* Assignment
Within the records, which lines hold the string "Pedidos"? Report each one by copying it.

Material for the task section start

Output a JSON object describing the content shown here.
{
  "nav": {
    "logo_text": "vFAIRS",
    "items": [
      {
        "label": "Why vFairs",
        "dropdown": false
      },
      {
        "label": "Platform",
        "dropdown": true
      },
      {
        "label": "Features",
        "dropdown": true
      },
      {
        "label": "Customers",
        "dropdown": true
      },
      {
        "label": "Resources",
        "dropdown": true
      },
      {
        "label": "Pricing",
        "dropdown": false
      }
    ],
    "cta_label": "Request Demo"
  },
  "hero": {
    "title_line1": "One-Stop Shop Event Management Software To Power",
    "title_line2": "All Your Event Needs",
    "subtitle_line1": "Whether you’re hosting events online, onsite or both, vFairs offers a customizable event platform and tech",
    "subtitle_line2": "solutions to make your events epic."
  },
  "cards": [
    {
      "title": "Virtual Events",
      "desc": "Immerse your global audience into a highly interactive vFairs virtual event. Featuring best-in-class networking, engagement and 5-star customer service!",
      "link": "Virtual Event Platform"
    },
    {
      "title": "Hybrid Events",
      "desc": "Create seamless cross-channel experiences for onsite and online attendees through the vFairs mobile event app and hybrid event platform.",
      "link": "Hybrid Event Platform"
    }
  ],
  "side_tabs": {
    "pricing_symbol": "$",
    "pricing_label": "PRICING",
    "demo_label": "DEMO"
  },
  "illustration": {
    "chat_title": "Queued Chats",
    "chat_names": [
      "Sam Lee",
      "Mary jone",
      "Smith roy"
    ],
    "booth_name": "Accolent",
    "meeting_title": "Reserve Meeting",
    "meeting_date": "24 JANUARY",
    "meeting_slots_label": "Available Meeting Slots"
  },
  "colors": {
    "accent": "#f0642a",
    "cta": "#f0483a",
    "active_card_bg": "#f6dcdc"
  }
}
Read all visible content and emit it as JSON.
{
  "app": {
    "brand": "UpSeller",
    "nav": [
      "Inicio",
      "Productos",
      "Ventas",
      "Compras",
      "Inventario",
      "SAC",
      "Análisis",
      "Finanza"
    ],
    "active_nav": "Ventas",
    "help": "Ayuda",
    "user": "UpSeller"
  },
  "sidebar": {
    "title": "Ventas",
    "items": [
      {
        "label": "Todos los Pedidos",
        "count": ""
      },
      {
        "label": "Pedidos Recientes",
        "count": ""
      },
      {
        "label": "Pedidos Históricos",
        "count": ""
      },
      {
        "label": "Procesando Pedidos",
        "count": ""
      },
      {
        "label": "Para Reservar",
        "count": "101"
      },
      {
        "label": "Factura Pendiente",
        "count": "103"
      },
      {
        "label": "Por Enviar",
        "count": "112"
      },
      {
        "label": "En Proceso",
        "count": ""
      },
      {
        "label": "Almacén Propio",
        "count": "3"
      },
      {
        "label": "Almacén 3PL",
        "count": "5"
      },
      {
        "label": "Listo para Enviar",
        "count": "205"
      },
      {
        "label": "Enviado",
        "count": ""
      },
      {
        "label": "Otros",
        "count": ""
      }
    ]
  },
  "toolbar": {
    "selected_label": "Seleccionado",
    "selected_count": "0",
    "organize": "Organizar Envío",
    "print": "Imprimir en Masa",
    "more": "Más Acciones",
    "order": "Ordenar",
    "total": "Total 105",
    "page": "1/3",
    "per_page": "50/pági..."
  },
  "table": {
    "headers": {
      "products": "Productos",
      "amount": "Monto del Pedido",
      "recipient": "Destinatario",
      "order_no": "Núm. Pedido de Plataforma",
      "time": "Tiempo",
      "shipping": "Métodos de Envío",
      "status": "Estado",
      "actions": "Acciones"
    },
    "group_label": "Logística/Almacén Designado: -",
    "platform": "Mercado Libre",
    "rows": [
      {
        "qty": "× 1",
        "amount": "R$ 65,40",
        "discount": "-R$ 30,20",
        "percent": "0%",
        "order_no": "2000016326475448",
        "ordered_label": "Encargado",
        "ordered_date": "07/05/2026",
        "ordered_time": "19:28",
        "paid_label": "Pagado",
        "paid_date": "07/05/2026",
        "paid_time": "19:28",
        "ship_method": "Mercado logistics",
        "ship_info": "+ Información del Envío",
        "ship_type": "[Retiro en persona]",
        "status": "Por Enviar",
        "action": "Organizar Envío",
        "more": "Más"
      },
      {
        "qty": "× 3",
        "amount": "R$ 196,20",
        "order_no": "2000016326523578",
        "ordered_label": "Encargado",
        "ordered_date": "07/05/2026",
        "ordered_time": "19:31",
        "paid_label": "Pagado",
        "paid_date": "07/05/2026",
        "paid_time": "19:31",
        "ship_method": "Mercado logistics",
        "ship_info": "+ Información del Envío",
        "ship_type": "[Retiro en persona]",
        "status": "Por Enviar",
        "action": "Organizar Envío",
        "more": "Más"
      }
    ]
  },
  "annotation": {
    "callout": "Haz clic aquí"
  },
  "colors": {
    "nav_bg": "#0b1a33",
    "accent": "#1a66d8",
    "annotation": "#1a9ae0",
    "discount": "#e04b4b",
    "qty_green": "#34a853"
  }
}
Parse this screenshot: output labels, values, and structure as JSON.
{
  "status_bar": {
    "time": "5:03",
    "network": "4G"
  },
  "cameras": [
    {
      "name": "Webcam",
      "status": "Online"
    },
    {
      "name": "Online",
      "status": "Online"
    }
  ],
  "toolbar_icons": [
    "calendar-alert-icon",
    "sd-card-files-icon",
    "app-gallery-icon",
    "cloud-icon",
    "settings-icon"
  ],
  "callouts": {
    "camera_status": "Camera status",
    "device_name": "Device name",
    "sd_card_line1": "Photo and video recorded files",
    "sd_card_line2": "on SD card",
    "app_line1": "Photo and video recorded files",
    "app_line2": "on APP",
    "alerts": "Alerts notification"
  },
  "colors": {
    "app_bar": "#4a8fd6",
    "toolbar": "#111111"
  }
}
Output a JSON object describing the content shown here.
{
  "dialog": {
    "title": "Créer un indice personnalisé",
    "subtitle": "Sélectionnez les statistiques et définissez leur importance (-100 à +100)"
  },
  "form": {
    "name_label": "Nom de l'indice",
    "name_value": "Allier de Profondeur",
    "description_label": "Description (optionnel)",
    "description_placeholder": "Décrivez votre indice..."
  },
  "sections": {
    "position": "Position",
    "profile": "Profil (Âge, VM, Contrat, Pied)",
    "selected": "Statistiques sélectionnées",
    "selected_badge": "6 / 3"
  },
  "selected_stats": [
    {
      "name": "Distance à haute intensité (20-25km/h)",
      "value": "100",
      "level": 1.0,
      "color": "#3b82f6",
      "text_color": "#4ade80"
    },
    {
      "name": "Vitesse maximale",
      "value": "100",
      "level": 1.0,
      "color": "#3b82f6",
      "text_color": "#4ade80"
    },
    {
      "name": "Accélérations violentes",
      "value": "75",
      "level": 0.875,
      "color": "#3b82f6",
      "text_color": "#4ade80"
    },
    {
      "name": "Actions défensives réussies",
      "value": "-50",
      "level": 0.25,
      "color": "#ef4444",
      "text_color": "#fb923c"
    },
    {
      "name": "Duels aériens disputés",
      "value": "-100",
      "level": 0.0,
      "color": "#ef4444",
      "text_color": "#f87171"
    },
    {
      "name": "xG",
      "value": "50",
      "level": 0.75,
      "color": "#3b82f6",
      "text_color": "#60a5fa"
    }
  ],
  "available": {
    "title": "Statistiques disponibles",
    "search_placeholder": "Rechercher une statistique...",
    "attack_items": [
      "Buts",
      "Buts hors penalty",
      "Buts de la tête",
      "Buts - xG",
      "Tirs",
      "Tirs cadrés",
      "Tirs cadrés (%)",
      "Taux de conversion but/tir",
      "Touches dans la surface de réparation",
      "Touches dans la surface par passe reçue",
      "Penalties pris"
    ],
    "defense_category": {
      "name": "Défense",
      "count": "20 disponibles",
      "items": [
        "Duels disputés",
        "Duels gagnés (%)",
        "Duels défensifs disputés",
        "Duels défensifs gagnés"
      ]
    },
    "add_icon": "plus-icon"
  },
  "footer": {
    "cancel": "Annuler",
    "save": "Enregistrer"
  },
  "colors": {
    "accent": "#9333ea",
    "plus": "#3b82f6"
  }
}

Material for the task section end

* Completed exercise
        "label": "Todos los Pedidos",
        "label": "Pedidos Recientes",
        "label": "Pedidos Históricos",
        "label": "Procesando Pedidos",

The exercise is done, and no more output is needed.